Problem requirements -> Only the pictures are to be omitted; everything else in the listing must be reproduced exactly.

Supplied records ->

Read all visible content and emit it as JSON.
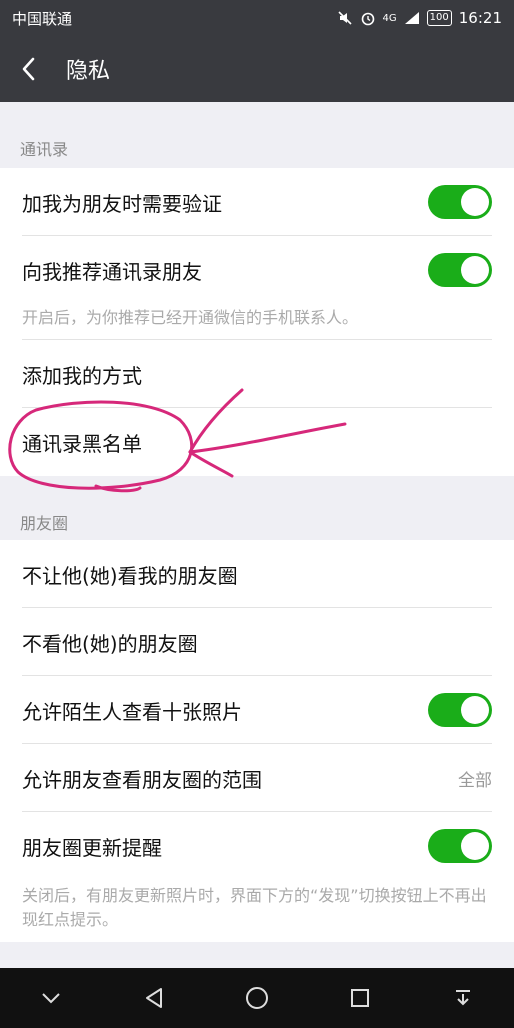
{
  "status_bar": {
    "carrier": "中国联通",
    "network": "4G",
    "battery": "100",
    "time": "16:21"
  },
  "header": {
    "title": "隐私",
    "back_icon": "chevron-left-icon"
  },
  "sections": {
    "contacts": {
      "heading": "通讯录",
      "verify_label": "加我为朋友时需要验证",
      "verify_on": true,
      "recommend_label": "向我推荐通讯录朋友",
      "recommend_on": true,
      "recommend_hint": "开启后，为你推荐已经开通微信的手机联系人。",
      "add_methods_label": "添加我的方式",
      "blacklist_label": "通讯录黑名单"
    },
    "moments": {
      "heading": "朋友圈",
      "hide_from_label": "不让他(她)看我的朋友圈",
      "not_view_label": "不看他(她)的朋友圈",
      "stranger_ten_label": "允许陌生人查看十张照片",
      "stranger_ten_on": true,
      "range_label": "允许朋友查看朋友圈的范围",
      "range_value": "全部",
      "update_remind_label": "朋友圈更新提醒",
      "update_remind_on": true,
      "update_hint": "关闭后，有朋友更新照片时，界面下方的“发现”切换按钮上不再出现红点提示。"
    }
  },
  "colors": {
    "toggle_on": "#1aad19",
    "header_bg": "#393a3f",
    "annotation": "#d6287a"
  }
}
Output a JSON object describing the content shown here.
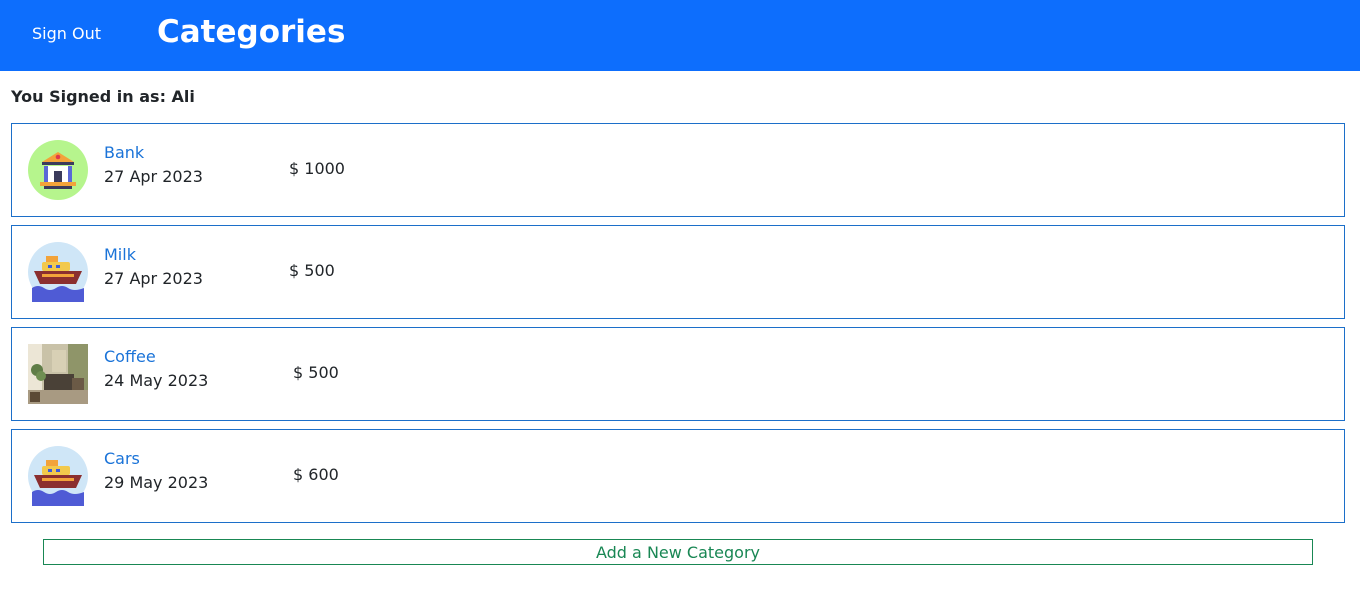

Response below ->
Read all visible content and emit it as JSON.
{
  "status_bar": {
    "carrier": "中国联通",
    "network": "4G",
    "battery": "100",
    "time": "16:21"
  },
  "header": {
    "title": "隐私",
    "back_icon": "chevron-left-icon"
  },
  "sections": {
    "contacts": {
      "heading": "通讯录",
      "verify_label": "加我为朋友时需要验证",
      "verify_on": true,
      "recommend_label": "向我推荐通讯录朋友",
      "recommend_on": true,
      "recommend_hint": "开启后，为你推荐已经开通微信的手机联系人。",
      "add_methods_label": "添加我的方式",
      "blacklist_label": "通讯录黑名单"
    },
    "moments": {
      "heading": "朋友圈",
      "hide_from_label": "不让他(她)看我的朋友圈",
      "not_view_label": "不看他(她)的朋友圈",
      "stranger_ten_label": "允许陌生人查看十张照片",
      "stranger_ten_on": true,
      "range_label": "允许朋友查看朋友圈的范围",
      "range_value": "全部",
      "update_remind_label": "朋友圈更新提醒",
      "update_remind_on": true,
      "update_hint": "关闭后，有朋友更新照片时，界面下方的“发现”切换按钮上不再出现红点提示。"
    }
  },
  "colors": {
    "toggle_on": "#1aad19",
    "header_bg": "#393a3f",
    "annotation": "#d6287a"
  }
}
Output a JSON object describing the content shown here.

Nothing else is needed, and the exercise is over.